Consignor Eddie Woods

Consignor Eddie Woods

Anne M. Eberhardt

Looking Back: Keeneland Market Was Tough

The April sale of 2-year-olds in training suffered downturns.

The Keeneland April sale of 2-year-olds in training was the fifth and final major select juvenile auction of the year, and its results followed the downward trends seen at the earlier sales. Here’s what buyers and consignors had to say about the market in Lexington April 6 and 7:

Mike McMahon, bloodstock agent and pinhooker: “There are trainers here who watch these horses train. If they don’t like them, that’s it. There’s very little middle market for the most part, and that means there’s not much trade during the sale. But there is a lot of trade after the fact. People called today (April 7, following the auction’s first session) about horses that were ‘RNA’d’ and scratched.”

Eddie Woods, consignor: “It’s been really tough. You know you’re good or you know you’re dead. When you bring a horse up here, and you know the buyers aren’t tied on, there are no surprises. It’s a product of the financial environment. The horse business is just suffering right along with everything else. The same guys are buying the horses all the time; they’re the wealthy people that the recession doesn’t affect too much.”
Patrice Miller, EQB, consultant and buyer: “They (the buyers) either love them or they hate them. I just watched Tony Bowling (a consignor) buy a horse for $4,000. He looked up and said, ‘That’s not a bad horse; it’s got to be worth that.’ I worry about what’s going to happen at the yearling sales. I think we’re in for some trouble.”

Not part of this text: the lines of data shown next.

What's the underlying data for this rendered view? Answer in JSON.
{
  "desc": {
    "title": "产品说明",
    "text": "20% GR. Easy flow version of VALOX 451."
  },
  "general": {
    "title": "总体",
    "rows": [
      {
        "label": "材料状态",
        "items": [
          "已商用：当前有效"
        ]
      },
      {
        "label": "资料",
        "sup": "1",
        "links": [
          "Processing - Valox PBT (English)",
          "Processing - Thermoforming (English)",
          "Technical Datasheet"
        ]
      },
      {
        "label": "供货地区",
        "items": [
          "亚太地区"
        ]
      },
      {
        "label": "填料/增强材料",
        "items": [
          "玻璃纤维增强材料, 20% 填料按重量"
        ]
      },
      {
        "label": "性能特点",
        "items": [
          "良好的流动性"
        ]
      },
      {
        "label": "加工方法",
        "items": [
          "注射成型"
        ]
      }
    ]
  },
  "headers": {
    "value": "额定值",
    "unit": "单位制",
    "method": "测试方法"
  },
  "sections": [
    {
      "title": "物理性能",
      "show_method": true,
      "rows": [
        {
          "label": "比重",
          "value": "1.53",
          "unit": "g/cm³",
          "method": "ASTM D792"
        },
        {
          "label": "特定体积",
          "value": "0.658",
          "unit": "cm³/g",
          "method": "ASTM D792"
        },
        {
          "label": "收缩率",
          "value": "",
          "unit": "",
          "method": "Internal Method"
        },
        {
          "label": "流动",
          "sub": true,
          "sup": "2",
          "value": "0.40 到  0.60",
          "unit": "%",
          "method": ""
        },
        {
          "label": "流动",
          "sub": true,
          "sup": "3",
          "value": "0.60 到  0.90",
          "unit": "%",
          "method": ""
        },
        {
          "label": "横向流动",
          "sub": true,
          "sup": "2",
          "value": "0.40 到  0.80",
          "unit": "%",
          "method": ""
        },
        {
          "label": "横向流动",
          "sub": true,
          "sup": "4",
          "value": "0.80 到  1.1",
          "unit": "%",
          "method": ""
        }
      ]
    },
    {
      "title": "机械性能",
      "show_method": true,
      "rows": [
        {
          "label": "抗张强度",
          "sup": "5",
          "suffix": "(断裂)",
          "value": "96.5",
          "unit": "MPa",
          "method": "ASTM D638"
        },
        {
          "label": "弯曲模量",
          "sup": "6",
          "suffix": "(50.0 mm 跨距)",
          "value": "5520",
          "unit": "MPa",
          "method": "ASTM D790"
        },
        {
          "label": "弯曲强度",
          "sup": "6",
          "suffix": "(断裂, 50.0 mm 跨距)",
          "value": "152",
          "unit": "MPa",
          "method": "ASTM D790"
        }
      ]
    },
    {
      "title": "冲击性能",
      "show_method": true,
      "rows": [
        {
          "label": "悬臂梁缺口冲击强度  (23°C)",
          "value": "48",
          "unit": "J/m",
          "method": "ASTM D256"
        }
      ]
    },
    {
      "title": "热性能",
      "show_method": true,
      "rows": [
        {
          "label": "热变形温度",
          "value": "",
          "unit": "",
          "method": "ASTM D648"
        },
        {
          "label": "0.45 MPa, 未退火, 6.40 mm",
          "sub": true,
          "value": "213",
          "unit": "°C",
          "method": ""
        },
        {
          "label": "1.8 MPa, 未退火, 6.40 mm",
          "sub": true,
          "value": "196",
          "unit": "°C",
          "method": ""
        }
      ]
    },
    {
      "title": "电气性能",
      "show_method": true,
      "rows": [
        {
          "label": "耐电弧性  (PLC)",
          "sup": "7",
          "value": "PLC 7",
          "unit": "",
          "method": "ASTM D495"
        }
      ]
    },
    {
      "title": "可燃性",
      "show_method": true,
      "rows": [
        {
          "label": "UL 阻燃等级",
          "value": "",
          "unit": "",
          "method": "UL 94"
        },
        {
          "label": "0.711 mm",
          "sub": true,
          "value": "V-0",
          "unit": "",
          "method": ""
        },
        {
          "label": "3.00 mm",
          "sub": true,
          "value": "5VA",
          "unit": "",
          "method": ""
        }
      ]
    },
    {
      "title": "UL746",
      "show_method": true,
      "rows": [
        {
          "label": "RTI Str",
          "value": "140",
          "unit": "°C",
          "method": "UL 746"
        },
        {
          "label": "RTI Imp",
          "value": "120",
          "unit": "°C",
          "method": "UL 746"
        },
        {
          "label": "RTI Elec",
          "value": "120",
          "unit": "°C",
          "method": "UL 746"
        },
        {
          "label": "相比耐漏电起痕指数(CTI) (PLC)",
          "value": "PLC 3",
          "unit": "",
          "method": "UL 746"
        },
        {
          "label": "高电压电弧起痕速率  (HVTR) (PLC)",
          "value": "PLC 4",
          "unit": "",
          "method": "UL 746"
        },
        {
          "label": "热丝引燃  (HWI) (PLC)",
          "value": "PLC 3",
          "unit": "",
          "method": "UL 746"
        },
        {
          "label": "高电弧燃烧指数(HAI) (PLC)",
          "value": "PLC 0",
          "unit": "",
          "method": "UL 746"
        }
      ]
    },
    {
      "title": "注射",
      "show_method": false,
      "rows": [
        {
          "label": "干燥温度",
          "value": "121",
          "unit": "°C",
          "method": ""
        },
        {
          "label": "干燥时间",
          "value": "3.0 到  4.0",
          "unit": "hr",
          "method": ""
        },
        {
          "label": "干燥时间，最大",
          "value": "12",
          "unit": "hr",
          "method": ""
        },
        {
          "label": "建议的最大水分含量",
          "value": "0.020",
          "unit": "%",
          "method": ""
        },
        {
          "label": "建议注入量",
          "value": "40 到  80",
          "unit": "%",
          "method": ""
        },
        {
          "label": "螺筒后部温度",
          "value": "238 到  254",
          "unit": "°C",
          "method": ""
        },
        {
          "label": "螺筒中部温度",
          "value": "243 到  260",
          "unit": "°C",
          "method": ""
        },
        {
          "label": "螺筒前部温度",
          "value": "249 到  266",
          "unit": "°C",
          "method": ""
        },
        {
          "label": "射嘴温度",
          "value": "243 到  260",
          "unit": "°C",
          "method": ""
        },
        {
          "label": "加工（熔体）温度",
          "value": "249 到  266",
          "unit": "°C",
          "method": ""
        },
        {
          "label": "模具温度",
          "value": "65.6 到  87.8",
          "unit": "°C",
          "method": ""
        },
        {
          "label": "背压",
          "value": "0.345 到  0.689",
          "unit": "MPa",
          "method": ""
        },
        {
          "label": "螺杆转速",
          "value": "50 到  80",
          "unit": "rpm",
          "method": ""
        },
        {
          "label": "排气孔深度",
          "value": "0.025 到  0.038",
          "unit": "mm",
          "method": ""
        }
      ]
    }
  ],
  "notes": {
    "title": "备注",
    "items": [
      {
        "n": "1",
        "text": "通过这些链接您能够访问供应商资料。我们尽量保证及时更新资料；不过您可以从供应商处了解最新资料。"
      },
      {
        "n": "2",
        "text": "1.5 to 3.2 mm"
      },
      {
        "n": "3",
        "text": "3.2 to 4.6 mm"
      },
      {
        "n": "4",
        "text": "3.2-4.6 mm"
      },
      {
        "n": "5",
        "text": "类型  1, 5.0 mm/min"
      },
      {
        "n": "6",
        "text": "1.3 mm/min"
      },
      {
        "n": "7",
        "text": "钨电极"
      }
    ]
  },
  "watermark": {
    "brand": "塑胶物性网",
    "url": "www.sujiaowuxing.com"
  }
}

Randy Hartley, Hartley/De Renzo Thoroughbreds: “The market is like it’s always been. The good horses are selling, and the other ones aren’t. We’ve just got to all wait it (the global financial crisis) out. The market is going to come back. But right now, everybody is kind of keeping their hands in their pockets and just buying what they absolutely have to have.”

Steve Young, bloodstock agent: “There is a decent amount of quality horses here, and when you  look back in a couple of years from now, I think you’ll see that there were some nice horses here (based on their racetrack performances). Last night (during the sale’s April 6 opening session) when I was working, I thought the hammer prices were pretty strong, but when you go through the results sheet, you can see it’s tough for the sellers and that’s just a reflection of the outside world.”

Dr. Steve Carr, Centennial Farms: “I think you’re seeing a change (in the juvenile market). They (buyers) are getting away from speed only. A fast breeze used to automatically sell a horse, but now, that doesn’t have to be the case. If a horse is tall, good-looking, ‘scopey,’ and moves well, but doesn’t post a black-type breeze, I think they (shoppers) are more likely to buy them than they have might have been in the past.

“I wish there were discounts; there aren’t any for the top level horses. Anybody who wants to come here and buy nice horses that would do well at the races and they could have fun with, those are a bargain. But if you want to go to New York and win the better races, those horses still cost a lot.”

Bob Baffert, trainer: “The market is still strong for the good horses, but it’s a realistic market. I’m glad it’s that way because now the end user has a chance to come out (recoup his investment).”